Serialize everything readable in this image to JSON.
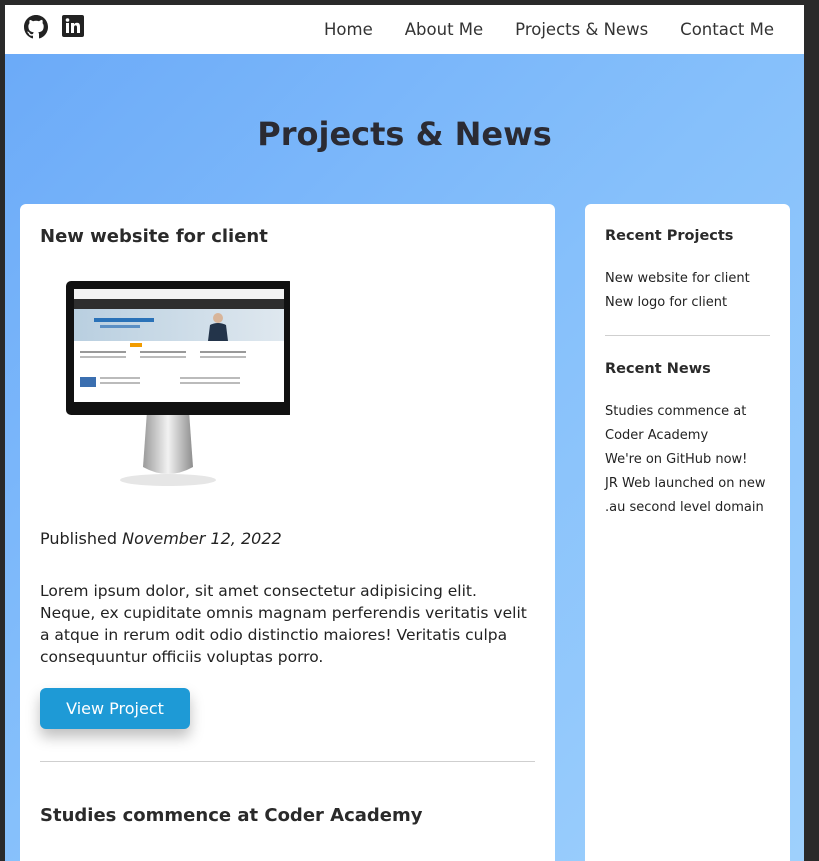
{
  "header": {
    "social": [
      {
        "icon": "github-icon"
      },
      {
        "icon": "linkedin-icon"
      }
    ],
    "nav": [
      "Home",
      "About Me",
      "Projects & News",
      "Contact Me"
    ]
  },
  "hero": {
    "title": "Projects & News"
  },
  "main": {
    "post_title": "New website for client",
    "published_label": "Published",
    "published_date": "November 12, 2022",
    "body": "Lorem ipsum dolor, sit amet consectetur adipisicing elit. Neque, ex cupiditate omnis magnam perferendis veritatis velit a atque in rerum odit odio distinctio maiores! Veritatis culpa consequuntur officiis voluptas porro.",
    "button_label": "View Project",
    "next_title": "Studies commence at Coder Academy"
  },
  "sidebar": {
    "projects_heading": "Recent Projects",
    "projects": [
      "New website for client",
      "New logo for client"
    ],
    "news_heading": "Recent News",
    "news": [
      "Studies commence at Coder Academy",
      "We're on GitHub now!",
      "JR Web launched on new .au second level domain"
    ]
  },
  "colors": {
    "accent": "#1e9ad6",
    "hero_gradient_start": "#6aa9f8",
    "hero_gradient_end": "#9ed0fc"
  }
}
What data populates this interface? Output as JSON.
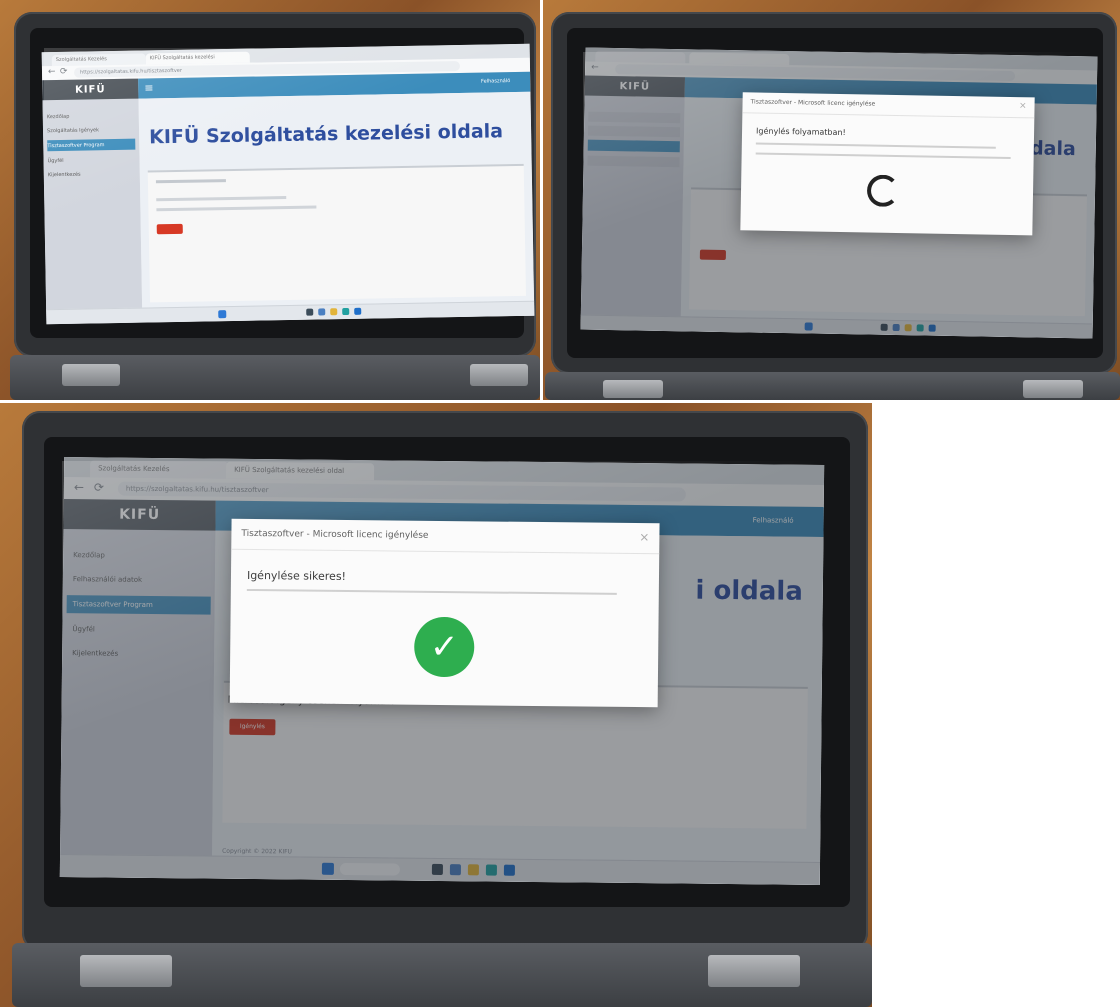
{
  "photo_top_left": {
    "tabs": [
      "Szolgáltatás Kezelés",
      "KIFÜ Szolgáltatás kezelési"
    ],
    "url": "https://szolgaltatas.kifu.hu/tisztaszoftver",
    "logo": "KIFÜ",
    "sidebar": [
      "Kezdőlap",
      "Szolgáltatás Igények",
      "Tisztaszoftver Program",
      "Ügyfél",
      "Kijelentkezés"
    ],
    "heading": "KIFÜ Szolgáltatás kezelési oldala",
    "user": "Felhasználó"
  },
  "photo_top_right": {
    "modal_title": "Tisztaszoftver - Microsoft licenc igénylése",
    "modal_heading": "Igénylés folyamatban!",
    "heading_fragment": "i oldala"
  },
  "photo_bottom": {
    "tabs": [
      "Szolgáltatás Kezelés",
      "KIFÜ Szolgáltatás kezelési oldal"
    ],
    "url": "https://szolgaltatas.kifu.hu/tisztaszoftver",
    "logo": "KIFÜ",
    "sidebar": [
      "Kezdőlap",
      "Felhasználói adatok",
      "Tisztaszoftver Program",
      "Ügyfél",
      "Kijelentkezés"
    ],
    "user": "Felhasználó",
    "modal_title": "Tisztaszoftver - Microsoft licenc igénylése",
    "modal_heading": "Igénylése sikeres!",
    "heading_fragment": "i oldala",
    "section_text": "Microsoft igénylésének folyamata",
    "button_label": "Igénylés",
    "footer": "Copyright © 2022 KIFÜ"
  },
  "icons": {
    "back": "←",
    "refresh": "⟳",
    "close": "×",
    "check": "✓",
    "menu": "≡"
  },
  "colors": {
    "accent": "#3c8dbc",
    "heading": "#2e4e9e",
    "danger": "#d73925",
    "success": "#2eae4f"
  }
}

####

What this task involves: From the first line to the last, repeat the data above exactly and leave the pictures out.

Response area:
Serialize everything readable in this image to JSON.
{
  "header": {
    "social": [
      {
        "icon": "github-icon"
      },
      {
        "icon": "linkedin-icon"
      }
    ],
    "nav": [
      "Home",
      "About Me",
      "Projects & News",
      "Contact Me"
    ]
  },
  "hero": {
    "title": "Projects & News"
  },
  "main": {
    "post_title": "New website for client",
    "published_label": "Published",
    "published_date": "November 12, 2022",
    "body": "Lorem ipsum dolor, sit amet consectetur adipisicing elit. Neque, ex cupiditate omnis magnam perferendis veritatis velit a atque in rerum odit odio distinctio maiores! Veritatis culpa consequuntur officiis voluptas porro.",
    "button_label": "View Project",
    "next_title": "Studies commence at Coder Academy"
  },
  "sidebar": {
    "projects_heading": "Recent Projects",
    "projects": [
      "New website for client",
      "New logo for client"
    ],
    "news_heading": "Recent News",
    "news": [
      "Studies commence at Coder Academy",
      "We're on GitHub now!",
      "JR Web launched on new .au second level domain"
    ]
  },
  "colors": {
    "accent": "#1e9ad6",
    "hero_gradient_start": "#6aa9f8",
    "hero_gradient_end": "#9ed0fc"
  }
}
What data populates this interface? Output as JSON.
{
  "photo_top_left": {
    "tabs": [
      "Szolgáltatás Kezelés",
      "KIFÜ Szolgáltatás kezelési"
    ],
    "url": "https://szolgaltatas.kifu.hu/tisztaszoftver",
    "logo": "KIFÜ",
    "sidebar": [
      "Kezdőlap",
      "Szolgáltatás Igények",
      "Tisztaszoftver Program",
      "Ügyfél",
      "Kijelentkezés"
    ],
    "heading": "KIFÜ Szolgáltatás kezelési oldala",
    "user": "Felhasználó"
  },
  "photo_top_right": {
    "modal_title": "Tisztaszoftver - Microsoft licenc igénylése",
    "modal_heading": "Igénylés folyamatban!",
    "heading_fragment": "i oldala"
  },
  "photo_bottom": {
    "tabs": [
      "Szolgáltatás Kezelés",
      "KIFÜ Szolgáltatás kezelési oldal"
    ],
    "url": "https://szolgaltatas.kifu.hu/tisztaszoftver",
    "logo": "KIFÜ",
    "sidebar": [
      "Kezdőlap",
      "Felhasználói adatok",
      "Tisztaszoftver Program",
      "Ügyfél",
      "Kijelentkezés"
    ],
    "user": "Felhasználó",
    "modal_title": "Tisztaszoftver - Microsoft licenc igénylése",
    "modal_heading": "Igénylése sikeres!",
    "heading_fragment": "i oldala",
    "section_text": "Microsoft igénylésének folyamata",
    "button_label": "Igénylés",
    "footer": "Copyright © 2022 KIFÜ"
  },
  "icons": {
    "back": "←",
    "refresh": "⟳",
    "close": "×",
    "check": "✓",
    "menu": "≡"
  },
  "colors": {
    "accent": "#3c8dbc",
    "heading": "#2e4e9e",
    "danger": "#d73925",
    "success": "#2eae4f"
  }
}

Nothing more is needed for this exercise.